..DAVAO CITY (PIA) - Persons with disabilities (PWDs) have found suitable means of earning a living on the Internet.
Differently-abled graphic artist head Darlito Palermo, an engineer, said his organization established by the Department of Labor and Employment (DOLE) has paved the way for about 50 PWDs in Davao City to work online, earning as much as R30,000 a month.
Palermo viewed online jobs as suitable for PWDs who need not go to workplaces most of which have yet to establish accessible features such as ramps.
"They can work at home. They don't need to go out, commute, and go to work in establishments which are not accessible," he said.
PWDs are now working online for companies based in Singapore, Netherlands, the United States, Australia, and other developed countries, rendering services as virtual assistants, web designers, content writers, data encoder, remote PC assistant, among others.
Totally blind, 25-year-old Maricel Fornis of Sasa, Davao City shared her experiences working online during the Career and Employment Advocacy held Wednesday at SM City Annex in observance of the 34th National Prevention and Rehabilitation Week.
Fornis said she lost her sight in a vehicular accident in February 2002, but she rose from the misfortune by training for online work.
She now serves as the virtual secretary of an executive director of a company based in Singapore. She arranges flight summaries, book hotels, coordinate meetings, and prepare documents for visa applications of her employer.
She views online work as beneficial to PWDs who would be spared from the hazards of mobile barriers because they only have to stay at home and work on their internet-connected personal computers. Working online makes them save expenses for transportation and fuel, she said.

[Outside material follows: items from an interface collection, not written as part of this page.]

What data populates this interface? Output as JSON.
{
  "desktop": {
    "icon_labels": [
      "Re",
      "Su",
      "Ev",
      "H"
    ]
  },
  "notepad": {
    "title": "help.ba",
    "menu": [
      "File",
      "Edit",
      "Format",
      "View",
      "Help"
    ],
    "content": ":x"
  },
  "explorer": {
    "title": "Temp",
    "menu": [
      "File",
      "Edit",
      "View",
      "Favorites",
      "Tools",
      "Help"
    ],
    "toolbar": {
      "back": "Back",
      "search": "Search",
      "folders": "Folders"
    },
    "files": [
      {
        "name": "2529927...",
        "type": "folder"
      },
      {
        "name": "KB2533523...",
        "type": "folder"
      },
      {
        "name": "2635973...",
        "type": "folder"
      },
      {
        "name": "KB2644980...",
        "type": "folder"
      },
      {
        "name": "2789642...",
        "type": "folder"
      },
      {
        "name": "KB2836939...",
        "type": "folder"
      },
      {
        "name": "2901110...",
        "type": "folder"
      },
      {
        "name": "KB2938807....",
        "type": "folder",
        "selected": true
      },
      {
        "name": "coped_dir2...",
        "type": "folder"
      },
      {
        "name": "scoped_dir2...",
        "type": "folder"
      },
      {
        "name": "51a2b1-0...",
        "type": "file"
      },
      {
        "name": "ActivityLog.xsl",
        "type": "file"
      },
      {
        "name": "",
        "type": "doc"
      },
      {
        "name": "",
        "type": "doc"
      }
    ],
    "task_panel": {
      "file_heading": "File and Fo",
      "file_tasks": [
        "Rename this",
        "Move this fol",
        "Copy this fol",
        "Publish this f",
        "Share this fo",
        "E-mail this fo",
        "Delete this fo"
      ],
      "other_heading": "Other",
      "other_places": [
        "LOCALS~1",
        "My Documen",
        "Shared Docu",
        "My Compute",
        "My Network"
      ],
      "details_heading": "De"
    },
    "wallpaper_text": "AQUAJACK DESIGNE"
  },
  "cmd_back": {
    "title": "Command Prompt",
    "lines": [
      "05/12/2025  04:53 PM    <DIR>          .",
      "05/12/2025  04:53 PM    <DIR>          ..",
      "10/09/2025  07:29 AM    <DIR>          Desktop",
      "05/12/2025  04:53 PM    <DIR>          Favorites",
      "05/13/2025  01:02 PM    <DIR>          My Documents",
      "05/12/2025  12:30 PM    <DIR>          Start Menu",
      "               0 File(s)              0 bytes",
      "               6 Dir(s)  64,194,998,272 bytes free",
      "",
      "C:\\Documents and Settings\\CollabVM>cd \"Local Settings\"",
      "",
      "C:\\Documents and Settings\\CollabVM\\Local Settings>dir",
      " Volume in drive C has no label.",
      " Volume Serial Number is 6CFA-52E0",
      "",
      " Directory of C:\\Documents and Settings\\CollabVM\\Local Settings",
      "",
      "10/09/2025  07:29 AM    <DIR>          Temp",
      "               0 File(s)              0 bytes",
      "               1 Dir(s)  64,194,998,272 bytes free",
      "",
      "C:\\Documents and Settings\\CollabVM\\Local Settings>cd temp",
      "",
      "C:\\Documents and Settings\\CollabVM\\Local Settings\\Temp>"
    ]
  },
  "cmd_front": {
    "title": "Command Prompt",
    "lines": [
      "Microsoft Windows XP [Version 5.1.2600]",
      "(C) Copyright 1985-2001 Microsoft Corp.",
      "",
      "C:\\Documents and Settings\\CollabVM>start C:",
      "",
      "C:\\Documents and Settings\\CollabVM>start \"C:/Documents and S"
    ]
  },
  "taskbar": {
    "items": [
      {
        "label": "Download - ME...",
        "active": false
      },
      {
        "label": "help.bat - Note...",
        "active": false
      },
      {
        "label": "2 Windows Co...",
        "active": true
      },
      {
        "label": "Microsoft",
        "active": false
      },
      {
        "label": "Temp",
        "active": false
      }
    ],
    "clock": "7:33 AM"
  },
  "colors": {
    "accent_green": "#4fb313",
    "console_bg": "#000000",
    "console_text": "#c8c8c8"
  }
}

Fornis also shared information about the values and attitudes which had help her stay long in online work. She said one must be determined, resourceful, initiative, conscious about the importance of global services and must be result-oriented.
"Gikinahanglan ang right attitude. Dali lang tun-an ang computer pero dili ang right attitude. Apan ang right attitude ang gikinahanglan kaayo. (Right attitude is needed. It is easy to learn how to use the computer but not the right attitude which is the most important)," she said.
Meanwhile, 30-year old orthopedic Gil V. Alfeche of Sasa, Davao City is now working as a quality control assurance officer of an English online tutorial company based in Singapore.
Recalling his quest for a job, he said he used to repair cellphone services, among other odd jobs after dropping from college as a graduating student of computer engineering of the University of Mindanao.
Because of his desire to look for jobs online, he borrowed money from friends just to buy his own computer unit and connected to the internet. That started opening up fortunes for him.